Songbirds abound such as blackbirds and thrushes, as well as finches, warblers, wagtails and pipits. Rushes, reeds, flowering grasses and abundant wildflowers attract insects, including colourful dragonflies and damsel flies, as well as butterflies like the clouded yellow and the painted lady. Swallows, swifts and house and sand martins can be seen pursuing these, while kingfishers hover over the river in pursuit of the trout and salmon in its waters.
- Arriving at South Farm Road, turn right to cross the river and right once more to head seawards again. This is still the Coast Path which provides a tremendous vantage point over the mouth of the estuary. Birdwatching hides have been provided along here.
As you round the point above Otterton Ledge you will be able to see below you a small headland of the red Triassic sandstone. Looking across the mouth of the river through the trees, you will see the same rock in the face of West Cliff.
Continuing around the coast, the names of the rock features below give a clue to the activities which have taken place here for centuries: Coal Beach, Brandy Head, Crab Ledge, Danger Point. The area was a popular place with smugglers, including the infamous Jack Rattenbury of Beer. His right-hand man, the highly successful Abraham Mutter, hid his contraband under the perfectly respectable cover of selling logs and turves for fuel (see the Mutter's Moor Walk).
There were several signal stations around the coast during the Napoleonic Wars. When the danger from French ships was past, they turned to looking out for smugglers instead. If goods were seized as a result of information passed on by a signal station, that station would receive a share of the booty in reward.
A little further on, above Brandy Head, there is a concrete observation hut from a later date with a rather different function. It was used during World War II to test new aircraft-mounted cannon and gun sights. Opened in July 1940, the range was used by the RAF Gunnery Research Unit, based at Exeter Airport, to test turret-mounted guns, as well as wing-mounted cannon and later nose-mounted ones. Targets such as flags and steel structures were placed out in the bay, and aircraft such as Typhoons, Hurricanes and Spitfires used them to test their weapons.

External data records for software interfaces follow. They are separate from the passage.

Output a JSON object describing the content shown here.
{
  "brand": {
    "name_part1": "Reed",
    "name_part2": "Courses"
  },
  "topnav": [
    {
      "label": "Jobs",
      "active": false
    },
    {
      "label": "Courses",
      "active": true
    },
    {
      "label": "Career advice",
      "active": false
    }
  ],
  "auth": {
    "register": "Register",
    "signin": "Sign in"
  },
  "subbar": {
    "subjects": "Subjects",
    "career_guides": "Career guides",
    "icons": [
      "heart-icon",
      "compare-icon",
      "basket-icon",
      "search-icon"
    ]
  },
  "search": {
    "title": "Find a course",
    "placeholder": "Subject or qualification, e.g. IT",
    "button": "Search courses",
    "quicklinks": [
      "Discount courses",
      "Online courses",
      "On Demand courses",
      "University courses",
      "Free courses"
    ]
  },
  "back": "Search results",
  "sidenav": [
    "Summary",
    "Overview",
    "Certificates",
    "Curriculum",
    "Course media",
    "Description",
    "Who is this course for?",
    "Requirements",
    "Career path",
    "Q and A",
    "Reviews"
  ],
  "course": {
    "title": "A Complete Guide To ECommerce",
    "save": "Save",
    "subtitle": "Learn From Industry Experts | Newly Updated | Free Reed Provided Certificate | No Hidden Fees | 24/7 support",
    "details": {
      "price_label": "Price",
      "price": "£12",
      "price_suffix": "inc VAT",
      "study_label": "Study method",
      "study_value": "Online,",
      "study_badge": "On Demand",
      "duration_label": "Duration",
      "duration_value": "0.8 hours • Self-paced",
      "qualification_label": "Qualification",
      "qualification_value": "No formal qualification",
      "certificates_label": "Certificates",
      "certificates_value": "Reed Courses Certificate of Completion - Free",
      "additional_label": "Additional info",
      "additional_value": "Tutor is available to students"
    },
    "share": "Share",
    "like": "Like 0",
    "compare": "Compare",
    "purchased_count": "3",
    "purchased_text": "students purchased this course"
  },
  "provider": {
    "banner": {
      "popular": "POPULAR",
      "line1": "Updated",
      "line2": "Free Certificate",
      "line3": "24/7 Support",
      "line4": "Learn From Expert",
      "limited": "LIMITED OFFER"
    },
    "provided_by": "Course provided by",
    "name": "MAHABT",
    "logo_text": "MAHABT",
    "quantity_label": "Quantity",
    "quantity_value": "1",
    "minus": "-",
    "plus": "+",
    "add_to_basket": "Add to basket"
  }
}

- About a mile beyond Brandy Head there is a path inland, heading towards Otterton. Turn left onto it, and follow it up to the road.
To the right of this path is Monk's Wall, built from the remains of Otterton Priory, which was built in the twelfth century but pulled down in the Dissolution of the Monasteries.
- On the road turn right and continue into Otterton. Ignore the roads to right and left just before you come into the village. Turn left beyond them, onto Bell Street, which will lead you into the village.
In medieval times Otterton was a bustling port with a thriving wool industry. When the river started to silt up the village turned to agriculture. In 1945 most of its people were still farm labourers or workers in associated trades such as thatchers, forest workers, keepers and masons. Today it is a peaceful picturesque village of thatched cob cottages with a working mill which is open to the public. Take time to see the mill at work and browse through its gallery and craft and food shops, and its bakery.
- Take the bus back to Budleigh Salterton, or if you are still feeling energetic, stroll back along the river.
Teashop at Otterton Mill, pub at Otterton.